Juarez, Mexico, is a place of profound sorrow and persistent fear. Drug cartels have terrorized the city and killed 5,000 people there in the last two years, among them many innocent adults and children.
In the Villas de Salvarcar, a neighborhood on the city’s south side, assassins confused a birthday party for a gang gathering last January. The ensuing massacre left 15 dead, including 11 middle and high school students.
“The kids were all there, there was so much smoke and dust,” said the mother of a teenage son who was slain. “The bodies were all over the place, they’d fallen on top of each other. My son was a very good kid. He was a good student, he wasn’t a gang-banger.”
Fearing for their lives, she has sent her surviving children to live outside of Juarez — and she’s not alone. An estimated 400,000 people have fled the violence in Juarez in the past two years including at least 30,000 who fled across the border into El Paso, Texas.
In March of this year, the violence made headlines when a U.S. consulate worker and her husband were gunned down in Juarez in front of their infant child. The husband was targeted by American gangs working for the cartels on both sides of the border.
“Those gang members came from the U.S.; it brings forth very clearly that the U.S. has a problem. This isn’t just a Mexican problem, this is a joint problem,” said Juarez Mayor José Farriz.
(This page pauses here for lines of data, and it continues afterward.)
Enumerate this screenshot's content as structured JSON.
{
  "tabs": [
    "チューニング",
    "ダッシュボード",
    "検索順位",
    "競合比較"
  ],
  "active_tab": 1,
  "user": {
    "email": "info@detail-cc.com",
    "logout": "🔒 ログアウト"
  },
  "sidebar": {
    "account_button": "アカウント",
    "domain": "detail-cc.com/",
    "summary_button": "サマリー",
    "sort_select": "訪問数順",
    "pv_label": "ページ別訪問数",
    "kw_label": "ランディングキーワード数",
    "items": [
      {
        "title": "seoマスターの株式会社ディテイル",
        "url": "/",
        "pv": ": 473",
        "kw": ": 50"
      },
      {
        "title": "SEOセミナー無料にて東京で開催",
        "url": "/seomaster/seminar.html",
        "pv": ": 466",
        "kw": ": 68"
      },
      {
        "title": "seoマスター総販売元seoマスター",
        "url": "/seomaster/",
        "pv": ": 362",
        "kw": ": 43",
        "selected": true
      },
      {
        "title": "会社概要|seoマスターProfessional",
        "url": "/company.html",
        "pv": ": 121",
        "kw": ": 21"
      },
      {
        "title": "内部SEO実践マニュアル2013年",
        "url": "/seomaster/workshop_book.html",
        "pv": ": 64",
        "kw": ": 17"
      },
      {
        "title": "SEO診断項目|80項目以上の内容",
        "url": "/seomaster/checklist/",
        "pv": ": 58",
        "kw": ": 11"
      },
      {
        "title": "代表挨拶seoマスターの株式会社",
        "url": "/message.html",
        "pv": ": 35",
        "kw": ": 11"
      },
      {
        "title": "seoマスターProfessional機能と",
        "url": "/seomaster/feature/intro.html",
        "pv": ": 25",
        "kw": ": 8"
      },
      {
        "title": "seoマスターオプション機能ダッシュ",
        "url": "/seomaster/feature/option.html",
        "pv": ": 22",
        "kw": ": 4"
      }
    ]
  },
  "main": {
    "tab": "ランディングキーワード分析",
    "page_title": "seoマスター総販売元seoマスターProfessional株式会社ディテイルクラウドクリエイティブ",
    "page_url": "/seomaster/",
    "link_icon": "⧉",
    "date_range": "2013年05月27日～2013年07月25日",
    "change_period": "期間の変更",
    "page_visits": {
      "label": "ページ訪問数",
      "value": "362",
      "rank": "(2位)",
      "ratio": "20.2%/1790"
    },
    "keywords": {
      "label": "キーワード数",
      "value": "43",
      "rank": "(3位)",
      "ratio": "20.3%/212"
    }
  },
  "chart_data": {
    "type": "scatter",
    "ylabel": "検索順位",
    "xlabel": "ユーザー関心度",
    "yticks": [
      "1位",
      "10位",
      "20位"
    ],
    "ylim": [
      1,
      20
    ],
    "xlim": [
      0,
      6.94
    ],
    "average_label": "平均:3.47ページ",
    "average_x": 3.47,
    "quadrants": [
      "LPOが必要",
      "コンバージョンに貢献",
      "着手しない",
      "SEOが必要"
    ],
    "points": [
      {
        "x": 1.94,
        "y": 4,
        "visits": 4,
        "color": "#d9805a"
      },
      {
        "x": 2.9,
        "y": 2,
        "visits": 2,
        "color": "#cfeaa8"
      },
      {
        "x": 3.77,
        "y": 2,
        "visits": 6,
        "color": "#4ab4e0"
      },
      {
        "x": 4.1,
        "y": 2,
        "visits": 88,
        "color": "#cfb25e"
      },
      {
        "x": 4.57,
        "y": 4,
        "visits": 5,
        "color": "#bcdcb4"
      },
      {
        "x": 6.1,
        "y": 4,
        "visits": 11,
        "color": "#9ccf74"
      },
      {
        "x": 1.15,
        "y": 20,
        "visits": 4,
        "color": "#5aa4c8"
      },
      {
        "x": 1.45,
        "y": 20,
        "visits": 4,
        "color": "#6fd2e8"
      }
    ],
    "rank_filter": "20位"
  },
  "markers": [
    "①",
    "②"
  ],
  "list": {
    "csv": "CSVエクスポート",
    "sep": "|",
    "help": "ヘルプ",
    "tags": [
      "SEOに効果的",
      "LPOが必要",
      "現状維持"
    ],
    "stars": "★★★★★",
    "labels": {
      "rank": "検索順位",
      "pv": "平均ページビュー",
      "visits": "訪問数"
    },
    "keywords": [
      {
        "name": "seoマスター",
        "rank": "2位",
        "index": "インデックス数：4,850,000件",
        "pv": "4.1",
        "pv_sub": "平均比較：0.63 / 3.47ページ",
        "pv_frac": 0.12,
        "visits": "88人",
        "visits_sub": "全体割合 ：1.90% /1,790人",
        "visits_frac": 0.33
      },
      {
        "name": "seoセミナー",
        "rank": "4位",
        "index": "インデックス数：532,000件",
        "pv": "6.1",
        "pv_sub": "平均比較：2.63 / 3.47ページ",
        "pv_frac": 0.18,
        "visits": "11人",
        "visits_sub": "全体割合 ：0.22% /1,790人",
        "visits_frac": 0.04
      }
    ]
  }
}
But U.S. involvement goes far beyond borderland gangs. Americans consume $23 to $25 billion in drugs from Mexico every year, a demand that drives much of the trafficking. And 90 percent of the firearms in Mexico are traced back to the U.S., according to Robert Champion, the special agent in charge of the evidence vault at the Bureau of Alcohol, Tobacco, Firearms and Explosives in El Paso.
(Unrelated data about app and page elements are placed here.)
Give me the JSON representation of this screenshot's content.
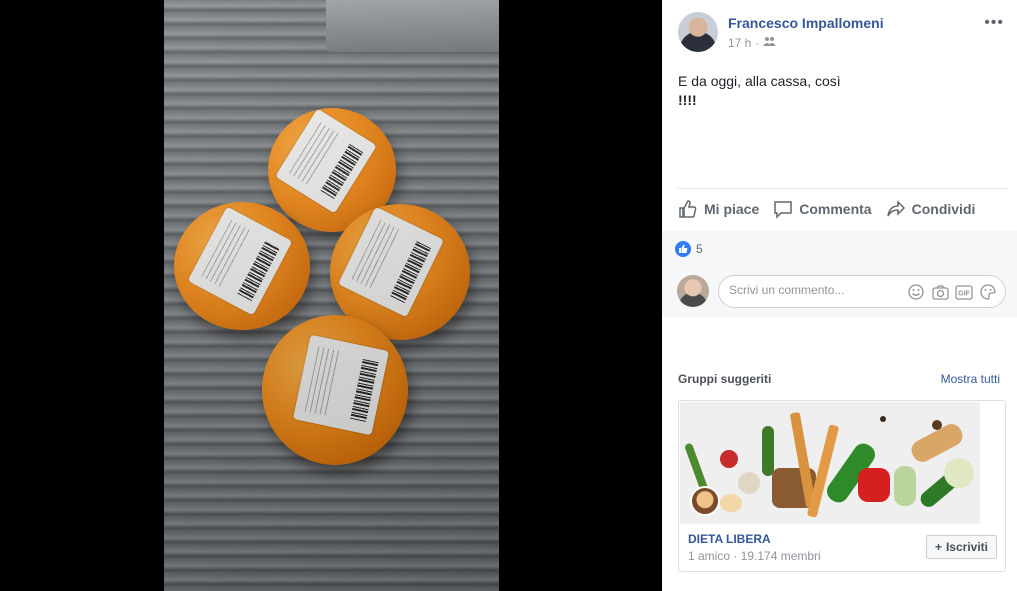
{
  "post": {
    "author": "Francesco Impallomeni",
    "time": "17 h",
    "privacy_icon": "friends-icon",
    "text_line1": "E da oggi, alla cassa, così",
    "text_line2": "!!!!",
    "more_label": "•••"
  },
  "actions": {
    "like": "Mi piace",
    "comment": "Commenta",
    "share": "Condividi"
  },
  "reactions": {
    "count": "5",
    "icon": "like-icon"
  },
  "comment_input": {
    "placeholder": "Scrivi un commento...",
    "value": "",
    "icons": [
      "emoji-icon",
      "camera-icon",
      "gif-icon",
      "sticker-icon"
    ]
  },
  "suggested_groups": {
    "title": "Gruppi suggeriti",
    "show_all": "Mostra tutti",
    "group": {
      "name": "DIETA LIBERA",
      "meta": "1 amico · 19.174 membri",
      "join_label": "Iscriviti"
    }
  },
  "colors": {
    "link": "#365899",
    "like_blue": "#2f7cf6",
    "text_dark": "#1d2129",
    "text_muted": "#90949c"
  }
}
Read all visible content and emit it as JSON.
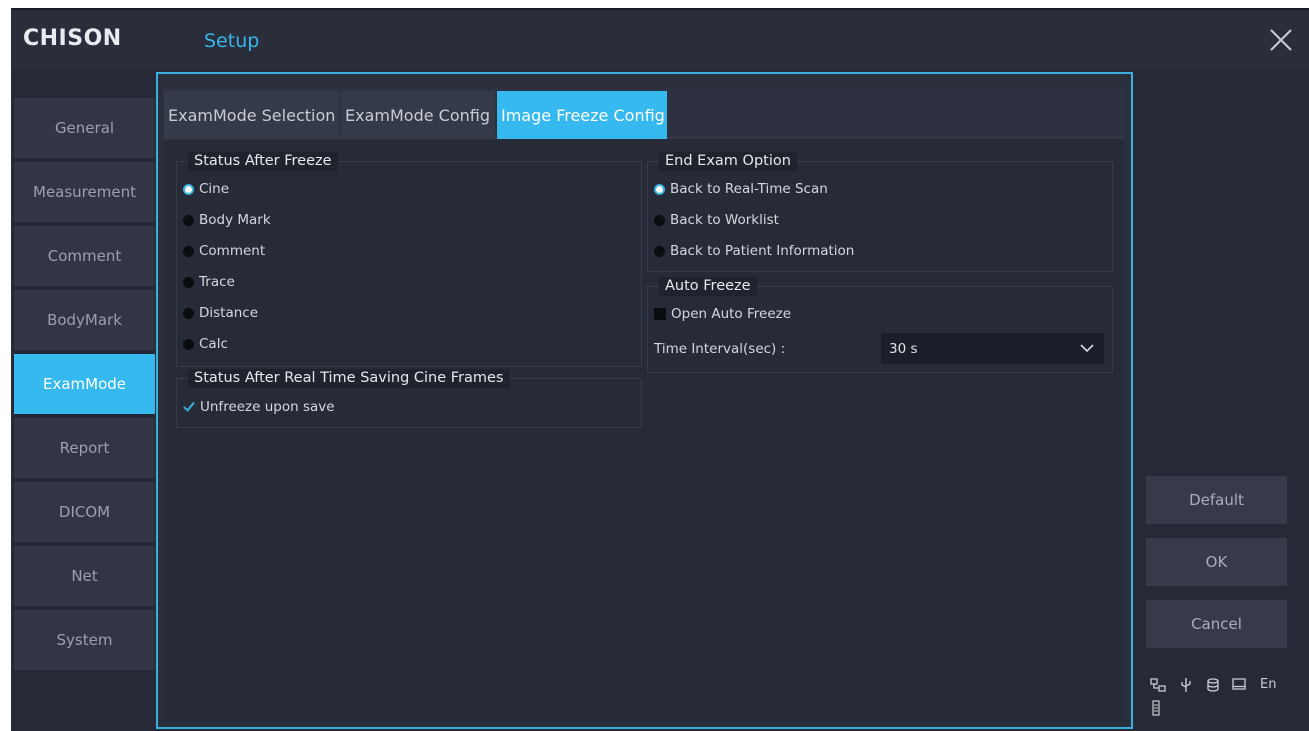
{
  "app": {
    "logo": "CHISON",
    "title": "Setup"
  },
  "sidebar": {
    "items": [
      {
        "label": "General"
      },
      {
        "label": "Measurement"
      },
      {
        "label": "Comment"
      },
      {
        "label": "BodyMark"
      },
      {
        "label": "ExamMode",
        "active": true
      },
      {
        "label": "Report"
      },
      {
        "label": "DICOM"
      },
      {
        "label": "Net"
      },
      {
        "label": "System"
      }
    ]
  },
  "tabs": [
    {
      "label": "ExamMode Selection"
    },
    {
      "label": "ExamMode Config"
    },
    {
      "label": "Image Freeze Config",
      "active": true
    }
  ],
  "status_after_freeze": {
    "title": "Status After Freeze",
    "options": [
      {
        "label": "Cine",
        "selected": true
      },
      {
        "label": "Body Mark",
        "selected": false
      },
      {
        "label": "Comment",
        "selected": false
      },
      {
        "label": "Trace",
        "selected": false
      },
      {
        "label": "Distance",
        "selected": false
      },
      {
        "label": "Calc",
        "selected": false
      }
    ]
  },
  "status_after_saving": {
    "title": "Status After Real Time Saving Cine Frames",
    "checkbox": {
      "label": "Unfreeze upon save",
      "checked": true
    }
  },
  "end_exam_option": {
    "title": "End Exam Option",
    "options": [
      {
        "label": "Back to Real-Time Scan",
        "selected": true
      },
      {
        "label": "Back to Worklist",
        "selected": false
      },
      {
        "label": "Back to Patient Information",
        "selected": false
      }
    ]
  },
  "auto_freeze": {
    "title": "Auto Freeze",
    "checkbox": {
      "label": "Open Auto Freeze",
      "checked": false
    },
    "interval_label": "Time Interval(sec) :",
    "interval_value": "30 s"
  },
  "actions": {
    "default_label": "Default",
    "ok_label": "OK",
    "cancel_label": "Cancel"
  },
  "status_bar": {
    "language": "En"
  },
  "colors": {
    "accent": "#35b9ee",
    "background": "#262a36",
    "panel": "#272b37",
    "button": "#363a49"
  }
}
“We are a gun nation, so, we have a lot of what they need down in Mexico right now… and money is not an object for them,” said Champion.
Governments on both sides of the border are fighting an uphill battle to make change despite the widespread corruption of officials.
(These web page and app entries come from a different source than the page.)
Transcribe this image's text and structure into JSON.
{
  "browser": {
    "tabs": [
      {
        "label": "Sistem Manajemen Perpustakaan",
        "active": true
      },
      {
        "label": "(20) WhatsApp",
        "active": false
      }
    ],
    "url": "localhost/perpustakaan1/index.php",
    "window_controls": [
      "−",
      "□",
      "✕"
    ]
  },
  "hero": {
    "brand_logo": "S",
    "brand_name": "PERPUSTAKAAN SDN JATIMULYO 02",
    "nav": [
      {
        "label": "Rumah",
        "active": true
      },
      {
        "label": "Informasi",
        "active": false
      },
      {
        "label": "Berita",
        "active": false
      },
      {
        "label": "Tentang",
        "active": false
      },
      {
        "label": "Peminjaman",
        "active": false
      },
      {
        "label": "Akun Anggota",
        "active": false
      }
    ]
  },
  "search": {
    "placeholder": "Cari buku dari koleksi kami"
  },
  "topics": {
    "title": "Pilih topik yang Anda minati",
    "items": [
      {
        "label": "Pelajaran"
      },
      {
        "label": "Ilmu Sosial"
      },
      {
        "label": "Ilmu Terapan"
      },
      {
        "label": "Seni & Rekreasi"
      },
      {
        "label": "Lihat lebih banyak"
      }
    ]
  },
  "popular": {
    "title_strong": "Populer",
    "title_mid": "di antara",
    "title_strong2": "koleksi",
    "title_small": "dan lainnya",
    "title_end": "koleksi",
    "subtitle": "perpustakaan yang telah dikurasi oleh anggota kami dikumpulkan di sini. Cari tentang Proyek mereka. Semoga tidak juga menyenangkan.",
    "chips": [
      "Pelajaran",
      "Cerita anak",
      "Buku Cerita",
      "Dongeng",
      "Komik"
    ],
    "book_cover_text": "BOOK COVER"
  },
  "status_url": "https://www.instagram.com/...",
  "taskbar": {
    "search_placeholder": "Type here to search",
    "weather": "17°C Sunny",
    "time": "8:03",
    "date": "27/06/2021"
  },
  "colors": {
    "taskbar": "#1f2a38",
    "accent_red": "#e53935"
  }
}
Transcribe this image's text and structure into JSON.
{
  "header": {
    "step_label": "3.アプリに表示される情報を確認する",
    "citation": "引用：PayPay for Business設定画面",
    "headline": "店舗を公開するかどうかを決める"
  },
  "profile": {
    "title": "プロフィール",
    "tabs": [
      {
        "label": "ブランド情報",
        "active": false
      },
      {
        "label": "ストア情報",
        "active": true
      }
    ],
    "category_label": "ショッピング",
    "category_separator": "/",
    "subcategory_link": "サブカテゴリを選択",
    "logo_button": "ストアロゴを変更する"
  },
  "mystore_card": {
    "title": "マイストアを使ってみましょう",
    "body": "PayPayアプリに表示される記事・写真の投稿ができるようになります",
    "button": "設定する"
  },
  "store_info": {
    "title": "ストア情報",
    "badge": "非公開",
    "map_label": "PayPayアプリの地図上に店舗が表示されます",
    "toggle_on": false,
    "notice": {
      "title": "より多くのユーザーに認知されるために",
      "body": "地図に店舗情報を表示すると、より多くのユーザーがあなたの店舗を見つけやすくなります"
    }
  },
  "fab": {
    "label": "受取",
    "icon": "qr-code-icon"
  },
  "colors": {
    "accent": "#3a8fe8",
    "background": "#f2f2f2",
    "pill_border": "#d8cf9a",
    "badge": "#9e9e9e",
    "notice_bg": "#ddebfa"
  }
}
“When I first came in I had very large suspicions of the management staff at the police,” said Juarez Mayor Jose Farriz. “I fired all the managers at, at the police force. And operational head of the police force was stopped a couple of months later going into the U.S. with a ton of marijuana in his car. So that really puts the level of corruption into, into perspective.”
On the U.S. side of the border, there were 839 allegations of corruption involving Department of Homeland Security employees in 2009.
“We find that some are willing to compromise their authorities and sell out their allegiance to those that would harm our country in any way they can and harm our agents in any way they can for remarkably small amounts of money,” said James Tomsheck, an official for the Department of Homeland Security’s internal affairs unit.
The Obama administration has spent $11 billion a year to secure our borders and has given $1.4 to support Mexican law enforcement by providing equipment and training. President Caldarón has committed $300 million to social infrastructure in Juarez, where the judicial system is broken and there are few high schools. And Mayor Ferriz has added hundreds of newly trained officers to his police force.
But the dispatch of military and federal police into Juarez has done little to control the violence. And for the Mexicans enduring this bloody war, like the mothers of the teens murdered in Villas de Salvarcar, change has not come fast enough.
“Everyday it is so depressing knowing my son will not come home, that he won’t ever eat my cooking again, that I’ll never see his face,” she said. “It is very hard.”
Calderon talks immigration, gun control in visit to U.S.
Seeking asylum from Mexico’s drug wars
Why now, why Arizona? Misconceptions about Mexican migration
El Paso teens talk about drug violence
A walk to Juarez
Mexico’s drug war